4 Poems for Sensitive Souls

It’s no secret that poetry can evoke strong emotions in readers. In fact, the connection between poetry and emotions has been studied by scientists time and time again. While we can’t always put a finger on why a poem makes us feel something, we can embrace that feeling and use poetry as a tool to become more in touch with it. Sometimes, hearing the voice of the author can bring us even closer. So, we’ve selected four poems for sensitive souls to encourage and embrace a connection between writing and feeling. 


“A Letter to the Playground Bully from Andrea, Age 8 ¾” by Andrea Gibson


Poet and activist Andrea Gibson is known for their powerful work focusing on gender norms, politics, social reform, and LGBTQ+ issues. This live performance of their poem “A Letter to the Playground Bully from Andrea, Age 8 ¾” is a wonderful reminder to heal and stick up for our inner child. 



My mother says it is totally fine if I blow off steam

as long I speak in an octave my kindness can still reach

My kindness knows mermaids never-ever miss their legs in the water

because there are better ways to move through an ocean than kicking.


“Know” by Tarriona Ball

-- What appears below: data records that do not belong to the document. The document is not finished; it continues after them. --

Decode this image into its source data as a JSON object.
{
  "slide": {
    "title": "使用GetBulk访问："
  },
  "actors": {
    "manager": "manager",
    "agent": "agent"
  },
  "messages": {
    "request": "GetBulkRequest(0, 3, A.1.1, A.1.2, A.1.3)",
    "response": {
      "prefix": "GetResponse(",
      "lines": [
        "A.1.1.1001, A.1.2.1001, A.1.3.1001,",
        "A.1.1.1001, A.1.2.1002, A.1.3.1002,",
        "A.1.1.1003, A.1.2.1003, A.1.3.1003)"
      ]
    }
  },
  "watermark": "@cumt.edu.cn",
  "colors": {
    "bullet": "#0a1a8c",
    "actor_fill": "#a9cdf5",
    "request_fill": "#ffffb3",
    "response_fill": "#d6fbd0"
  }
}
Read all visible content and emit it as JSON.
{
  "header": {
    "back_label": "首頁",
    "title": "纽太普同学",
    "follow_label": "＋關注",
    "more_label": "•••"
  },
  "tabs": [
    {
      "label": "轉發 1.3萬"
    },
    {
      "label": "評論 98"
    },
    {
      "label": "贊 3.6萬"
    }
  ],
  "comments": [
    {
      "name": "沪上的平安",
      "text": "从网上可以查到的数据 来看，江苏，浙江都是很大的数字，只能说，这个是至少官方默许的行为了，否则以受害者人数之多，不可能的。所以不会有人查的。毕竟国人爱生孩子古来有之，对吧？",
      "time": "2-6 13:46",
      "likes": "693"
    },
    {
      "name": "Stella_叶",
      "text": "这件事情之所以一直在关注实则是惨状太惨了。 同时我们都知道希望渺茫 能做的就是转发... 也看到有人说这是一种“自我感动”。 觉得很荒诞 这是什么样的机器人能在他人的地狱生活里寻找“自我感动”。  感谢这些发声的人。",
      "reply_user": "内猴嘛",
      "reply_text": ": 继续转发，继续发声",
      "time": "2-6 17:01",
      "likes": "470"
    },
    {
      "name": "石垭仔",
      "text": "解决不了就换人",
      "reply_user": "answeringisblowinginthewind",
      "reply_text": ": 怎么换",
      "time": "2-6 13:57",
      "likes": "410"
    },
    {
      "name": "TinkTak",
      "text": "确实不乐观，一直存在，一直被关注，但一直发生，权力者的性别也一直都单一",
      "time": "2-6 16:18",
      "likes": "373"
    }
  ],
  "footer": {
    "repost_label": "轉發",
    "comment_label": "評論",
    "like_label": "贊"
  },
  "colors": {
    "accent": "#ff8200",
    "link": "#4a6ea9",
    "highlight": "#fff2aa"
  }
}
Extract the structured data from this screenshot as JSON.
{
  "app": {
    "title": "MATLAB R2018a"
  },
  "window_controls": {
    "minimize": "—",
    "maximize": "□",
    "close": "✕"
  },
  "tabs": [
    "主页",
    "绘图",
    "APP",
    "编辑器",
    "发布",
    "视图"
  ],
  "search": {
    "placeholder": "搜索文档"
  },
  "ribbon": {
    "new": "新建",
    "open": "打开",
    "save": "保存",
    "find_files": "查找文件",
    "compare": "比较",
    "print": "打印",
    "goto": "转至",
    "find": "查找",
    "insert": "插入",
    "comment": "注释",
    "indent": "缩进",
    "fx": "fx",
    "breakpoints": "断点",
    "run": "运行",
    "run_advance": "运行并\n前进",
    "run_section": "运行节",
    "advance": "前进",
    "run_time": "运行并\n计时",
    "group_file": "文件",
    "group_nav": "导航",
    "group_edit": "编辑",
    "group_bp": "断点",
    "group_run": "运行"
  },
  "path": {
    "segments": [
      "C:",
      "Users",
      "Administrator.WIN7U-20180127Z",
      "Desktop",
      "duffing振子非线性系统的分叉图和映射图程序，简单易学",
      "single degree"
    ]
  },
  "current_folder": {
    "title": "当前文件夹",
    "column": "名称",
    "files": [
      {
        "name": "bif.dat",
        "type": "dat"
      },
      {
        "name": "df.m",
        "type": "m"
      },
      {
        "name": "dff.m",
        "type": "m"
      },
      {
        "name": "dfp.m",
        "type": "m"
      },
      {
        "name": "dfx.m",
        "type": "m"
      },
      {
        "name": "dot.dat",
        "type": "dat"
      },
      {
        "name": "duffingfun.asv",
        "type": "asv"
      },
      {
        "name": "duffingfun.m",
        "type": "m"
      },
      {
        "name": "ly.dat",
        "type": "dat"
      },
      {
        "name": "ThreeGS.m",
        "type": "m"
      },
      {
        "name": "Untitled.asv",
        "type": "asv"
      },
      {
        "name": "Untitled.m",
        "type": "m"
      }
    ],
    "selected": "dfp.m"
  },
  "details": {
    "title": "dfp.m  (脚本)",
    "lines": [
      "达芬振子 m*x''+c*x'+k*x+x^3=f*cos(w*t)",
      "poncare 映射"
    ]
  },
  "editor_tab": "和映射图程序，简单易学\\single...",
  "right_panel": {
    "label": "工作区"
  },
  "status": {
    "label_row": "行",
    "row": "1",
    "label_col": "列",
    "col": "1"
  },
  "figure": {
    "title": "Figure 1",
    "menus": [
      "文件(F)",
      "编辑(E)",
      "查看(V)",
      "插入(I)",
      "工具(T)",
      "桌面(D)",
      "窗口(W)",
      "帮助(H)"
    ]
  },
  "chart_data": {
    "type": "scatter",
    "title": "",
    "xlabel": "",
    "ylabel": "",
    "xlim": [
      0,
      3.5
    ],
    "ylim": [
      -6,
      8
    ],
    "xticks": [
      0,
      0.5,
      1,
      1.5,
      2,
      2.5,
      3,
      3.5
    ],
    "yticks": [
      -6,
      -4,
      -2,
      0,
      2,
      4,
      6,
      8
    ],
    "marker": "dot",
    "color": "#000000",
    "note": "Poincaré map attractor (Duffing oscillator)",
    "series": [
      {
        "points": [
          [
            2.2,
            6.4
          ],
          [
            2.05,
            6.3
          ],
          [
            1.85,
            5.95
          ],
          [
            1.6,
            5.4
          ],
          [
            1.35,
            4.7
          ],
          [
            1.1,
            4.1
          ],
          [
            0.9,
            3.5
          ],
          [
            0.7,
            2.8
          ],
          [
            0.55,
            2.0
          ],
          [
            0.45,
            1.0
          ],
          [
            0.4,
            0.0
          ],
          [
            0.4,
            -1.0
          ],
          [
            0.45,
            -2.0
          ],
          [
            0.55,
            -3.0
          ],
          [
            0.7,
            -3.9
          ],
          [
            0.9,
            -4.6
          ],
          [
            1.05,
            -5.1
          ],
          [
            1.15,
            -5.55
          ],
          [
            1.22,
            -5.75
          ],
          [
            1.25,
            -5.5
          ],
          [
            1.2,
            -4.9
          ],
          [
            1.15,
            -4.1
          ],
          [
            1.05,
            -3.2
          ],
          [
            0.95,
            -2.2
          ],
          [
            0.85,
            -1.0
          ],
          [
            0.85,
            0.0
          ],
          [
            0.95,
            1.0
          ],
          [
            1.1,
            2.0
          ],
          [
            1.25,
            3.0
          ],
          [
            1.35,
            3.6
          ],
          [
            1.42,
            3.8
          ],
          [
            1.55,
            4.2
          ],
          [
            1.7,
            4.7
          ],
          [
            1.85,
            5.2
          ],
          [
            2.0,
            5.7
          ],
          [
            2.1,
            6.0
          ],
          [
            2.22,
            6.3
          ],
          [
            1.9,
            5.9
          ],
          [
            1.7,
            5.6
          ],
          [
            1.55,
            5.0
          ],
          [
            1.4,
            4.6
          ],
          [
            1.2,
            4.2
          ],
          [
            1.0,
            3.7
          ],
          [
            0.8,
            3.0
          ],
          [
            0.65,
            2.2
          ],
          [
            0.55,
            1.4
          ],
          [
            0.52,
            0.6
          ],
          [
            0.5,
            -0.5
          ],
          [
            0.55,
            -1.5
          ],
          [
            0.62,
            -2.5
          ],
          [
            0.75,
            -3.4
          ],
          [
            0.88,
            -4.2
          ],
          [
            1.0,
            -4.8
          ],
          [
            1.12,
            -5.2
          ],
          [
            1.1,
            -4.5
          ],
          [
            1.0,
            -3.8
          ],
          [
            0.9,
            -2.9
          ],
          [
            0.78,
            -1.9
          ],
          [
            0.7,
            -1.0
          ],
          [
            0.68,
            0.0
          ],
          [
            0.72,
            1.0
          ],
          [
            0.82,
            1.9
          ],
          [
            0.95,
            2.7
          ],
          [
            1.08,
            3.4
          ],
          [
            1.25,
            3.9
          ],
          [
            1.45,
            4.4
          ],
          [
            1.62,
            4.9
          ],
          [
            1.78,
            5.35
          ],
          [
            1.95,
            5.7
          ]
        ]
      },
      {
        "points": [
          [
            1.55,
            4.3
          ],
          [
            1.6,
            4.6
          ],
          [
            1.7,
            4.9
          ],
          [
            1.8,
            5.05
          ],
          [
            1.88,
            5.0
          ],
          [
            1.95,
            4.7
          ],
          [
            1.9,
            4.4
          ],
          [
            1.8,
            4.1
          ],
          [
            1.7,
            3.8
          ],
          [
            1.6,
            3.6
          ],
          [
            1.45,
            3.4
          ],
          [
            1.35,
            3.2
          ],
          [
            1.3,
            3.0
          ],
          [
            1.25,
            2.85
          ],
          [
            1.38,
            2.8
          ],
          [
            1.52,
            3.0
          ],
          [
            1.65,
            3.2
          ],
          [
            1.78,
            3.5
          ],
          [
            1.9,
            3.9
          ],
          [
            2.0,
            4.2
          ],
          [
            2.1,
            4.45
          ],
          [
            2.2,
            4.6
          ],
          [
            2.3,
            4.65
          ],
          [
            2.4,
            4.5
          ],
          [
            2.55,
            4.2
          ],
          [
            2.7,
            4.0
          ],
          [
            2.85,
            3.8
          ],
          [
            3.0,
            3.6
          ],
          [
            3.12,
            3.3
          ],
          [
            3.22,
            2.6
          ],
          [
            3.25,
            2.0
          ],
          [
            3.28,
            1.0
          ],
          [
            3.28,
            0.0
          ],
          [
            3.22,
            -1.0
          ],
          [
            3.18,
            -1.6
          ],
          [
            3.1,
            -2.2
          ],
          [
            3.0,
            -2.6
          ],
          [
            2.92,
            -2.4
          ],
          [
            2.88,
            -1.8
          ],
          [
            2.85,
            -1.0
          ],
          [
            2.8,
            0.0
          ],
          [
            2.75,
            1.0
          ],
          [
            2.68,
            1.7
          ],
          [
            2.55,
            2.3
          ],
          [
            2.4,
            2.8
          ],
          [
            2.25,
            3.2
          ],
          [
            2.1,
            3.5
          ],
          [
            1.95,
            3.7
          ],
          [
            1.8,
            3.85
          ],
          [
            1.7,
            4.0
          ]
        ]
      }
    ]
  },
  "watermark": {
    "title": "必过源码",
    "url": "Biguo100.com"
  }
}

Tarriona Ball released her debut collection, Vulnerable AF, in June 2021. The poem, “Know” succinctly captures how it can feel to be misunderstood. Ball reads this poem and several others from the collection accompanied by guitarist Norman Spence in this moving performance



I once heard someone say if you read Tarriona’s poetry

You will know that she has never been in love

I wonder if they listened closely

They would know… 

That I wanted to be


“The Secret Life of Teachers” by Brandon Leake


Released in February 2022, Unraveling is Brandon Leake’s debut collection. This powerful recorded performance of his poem “The Secret Life of Teachers” gives his perspective and reflections on school shootings. As a former teacher, Leake recalls returning to the classroom after nearly two years of remote learning, and later participating in active shooter training programs. 



. . . and speak up for the students who are seen on the fringe of our broken schools

to let them know that they are not alone

for we are all broken people

trying to find a place where our splintered edges fit best

and every morning I fall on my knees and I pray to God

asking Jesus that my students and I survive today… 


“Where are you really from?” by Avan Jogia


Actor, poet, and performer Avan Jogia explores complex emotions around race, identity, religion, and family in his debut collection, Mixed Feelings. In this recorded performance of “Where are you really from?” Jogia draws on his talents as a performer to add new dimensions to this poem. 



My grandfather’s hands are strong

They work tirelessly fixing your watches

My grandfather’s hands are strong

His immigrant hands will always be fixing your watches

He sits repairing your time, past or present, short or long

My grandfathers fingers are strong 

and they’ll always be fixing your watches